Jim Fitzpatrick: Right. That’s right. Before I let you get out of here, I know some of the dealers that are watching right now, the GMs and the sales managers will say, “Well, what do I do, Doctor, with the guy or girl that’s selling me 25 units a month, and yeah, they’re a maven and they’re a pain in the neck to work with, but, man, they get the job done, and I don’t want that person going to any other dealership? I want that productivity in my showroom. I certainly don’t want to be selling against it if they go to one of my competitors. I’ve just never really been able to win them over. Should I get rid of them? Do I keep them?” Because obviously, it’s going to cause a problem, and already has caused a problem in most cases, among the other employees or salespeople.

Dr. Randy Ross: Well, I can guarantee you that if that individual is demonstrating bad behavior, it’s already affecting the morale of the team.

Jim Fitzpatrick: Yeah, it is.

Dr. Randy Ross: But what I always encourage leadership to do is to offer the opportunity, cast the vision clearly, of what kind of an environment, what kind of a culture are we seeking to create here? The key is that everyone has to thrive in and contribute to the improvement of that culture.

Jim Fitzpatrick: Right. Even the star salesperson.

Dr. Randy Ross: Even the star salesperson. Now, oftentimes, what you can do is you can give them additional responsibility. If they can understand the concept of collaboration, they can impart knowledge to the rest of the team.

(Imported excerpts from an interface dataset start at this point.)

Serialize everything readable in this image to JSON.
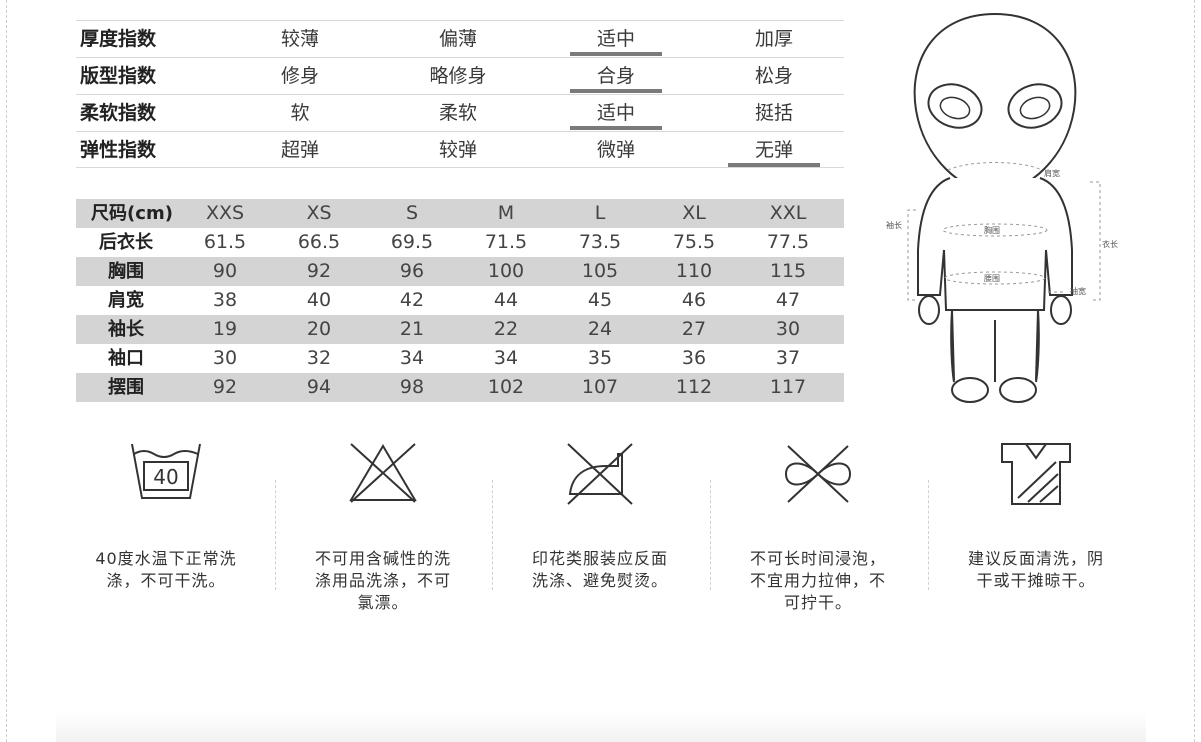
{
  "attributes": [
    {
      "name": "厚度指数",
      "options": [
        "较薄",
        "偏薄",
        "适中",
        "加厚"
      ],
      "selected": 2
    },
    {
      "name": "版型指数",
      "options": [
        "修身",
        "略修身",
        "合身",
        "松身"
      ],
      "selected": 2
    },
    {
      "name": "柔软指数",
      "options": [
        "软",
        "柔软",
        "适中",
        "挺括"
      ],
      "selected": 2
    },
    {
      "name": "弹性指数",
      "options": [
        "超弹",
        "较弹",
        "微弹",
        "无弹"
      ],
      "selected": 3
    }
  ],
  "size_table": {
    "header": {
      "label": "尺码(cm)",
      "sizes": [
        "XXS",
        "XS",
        "S",
        "M",
        "L",
        "XL",
        "XXL"
      ]
    },
    "rows": [
      {
        "label": "后衣长",
        "values": [
          "61.5",
          "66.5",
          "69.5",
          "71.5",
          "73.5",
          "75.5",
          "77.5"
        ]
      },
      {
        "label": "胸围",
        "values": [
          "90",
          "92",
          "96",
          "100",
          "105",
          "110",
          "115"
        ]
      },
      {
        "label": "肩宽",
        "values": [
          "38",
          "40",
          "42",
          "44",
          "45",
          "46",
          "47"
        ]
      },
      {
        "label": "袖长",
        "values": [
          "19",
          "20",
          "21",
          "22",
          "24",
          "27",
          "30"
        ]
      },
      {
        "label": "袖口",
        "values": [
          "30",
          "32",
          "34",
          "34",
          "35",
          "36",
          "37"
        ]
      },
      {
        "label": "摆围",
        "values": [
          "92",
          "94",
          "98",
          "102",
          "107",
          "112",
          "117"
        ]
      }
    ]
  },
  "figure": {
    "labels": {
      "shoulder": "肩宽",
      "sleeve": "袖长",
      "length": "衣长",
      "chest": "胸围",
      "waist": "腰围",
      "cuff": "袖宽"
    }
  },
  "care": [
    {
      "icon": "wash-40-icon",
      "temp": "40",
      "lines": [
        "40度水温下正常洗",
        "涤，不可干洗。"
      ]
    },
    {
      "icon": "no-bleach-icon",
      "lines": [
        "不可用含碱性的洗",
        "涤用品洗涤，不可",
        "氯漂。"
      ]
    },
    {
      "icon": "no-iron-icon",
      "lines": [
        "印花类服装应反面",
        "洗涤、避免熨烫。"
      ]
    },
    {
      "icon": "no-wring-icon",
      "lines": [
        "不可长时间浸泡，",
        "不宜用力拉伸，不",
        "可拧干。"
      ]
    },
    {
      "icon": "reverse-wash-icon",
      "lines": [
        "建议反面清洗，阴",
        "干或干摊晾干。"
      ]
    }
  ],
  "colors": {
    "shade": "#d4d4d4",
    "underline": "#7a7a7a"
  }
}
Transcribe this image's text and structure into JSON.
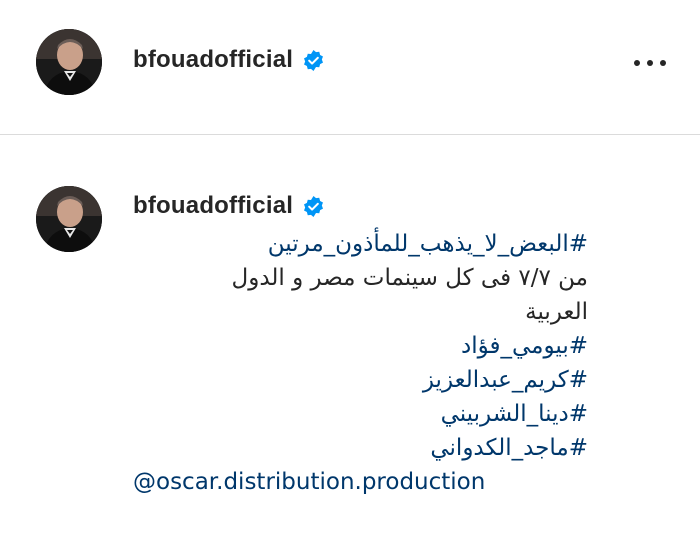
{
  "post_header": {
    "username": "bfouadofficial",
    "verified": true,
    "avatar_icon": "profile-photo",
    "more_icon": "more-options-icon"
  },
  "caption_comment": {
    "username": "bfouadofficial",
    "verified": true,
    "lines": [
      {
        "type": "hashtag",
        "text": "#البعض_لا_يذهب_للمأذون_مرتين"
      },
      {
        "type": "text",
        "text": "من ٧/٧ فى كل سينمات مصر و الدول"
      },
      {
        "type": "text",
        "text": "العربية"
      },
      {
        "type": "hashtag",
        "text": "#بيومي_فؤاد"
      },
      {
        "type": "hashtag",
        "text": "#كريم_عبدالعزيز"
      },
      {
        "type": "hashtag",
        "text": "#دينا_الشربيني"
      },
      {
        "type": "hashtag",
        "text": "#ماجد_الكدواني"
      },
      {
        "type": "mention",
        "text": "@oscar.distribution.production"
      }
    ]
  },
  "colors": {
    "text": "#262626",
    "link": "#00376b",
    "verified": "#0095f6",
    "divider": "#dbdbdb"
  }
}
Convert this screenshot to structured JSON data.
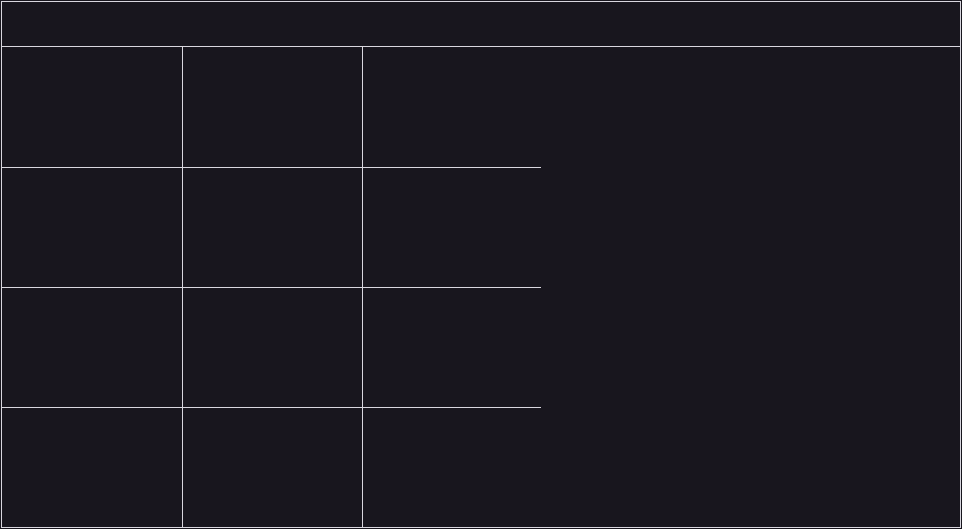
{
  "header": {
    "title": ""
  },
  "grid": {
    "rows": 4,
    "columns": 3,
    "tiles": [
      {
        "label": ""
      },
      {
        "label": ""
      },
      {
        "label": ""
      },
      {
        "label": ""
      },
      {
        "label": ""
      },
      {
        "label": ""
      },
      {
        "label": ""
      },
      {
        "label": ""
      },
      {
        "label": ""
      },
      {
        "label": ""
      },
      {
        "label": ""
      },
      {
        "label": ""
      }
    ]
  },
  "side_panel": {
    "title": ""
  },
  "colors": {
    "background": "#18161e",
    "border": "#d9d7df"
  }
}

You can incent them, not only on their high productivity, but on what value they bring to the rest of the team in terms of their knowledge, in terms of their skill, in terms of their experience and their background. Let them become a part of the coaching process. But you always extend the invitation. You have a clarion call to culture first. Then you have a culture alignment. You give them the opportunity to be a part of helping craft and shape that. But if their behavior continues to go against the core values that you founded your culture on, then there has to be either a coaching up or a coaching out experience.

Jim Fitzpatrick: Right. Right. Dr. Randy Ross, founder and CEO of Remarkable! and best-selling author, Relationomics. I love it, great name. For dealers that are watching right now, managers, middle managers, GMs and such, you got to get the book. It’s all in here. For those of you that want to learn more about Randy Ross, just go on and google Dr. Randy Ross. You’re going to see some really cool videos that you’ve done. Thank you for all your contribution here at CBT News. We appreciate it. But highly recommend the book. So thanks very much for joining us.

Dr. Randy Ross: Thanks, Jim.

Jim Fitzpatrick: Thank you.

CBT Automotive Network, the number one most watched network in retail automotive. This has been a JBF Business Media production.

LEAVE A REPLY

Please enter your comment!
Please enter your name here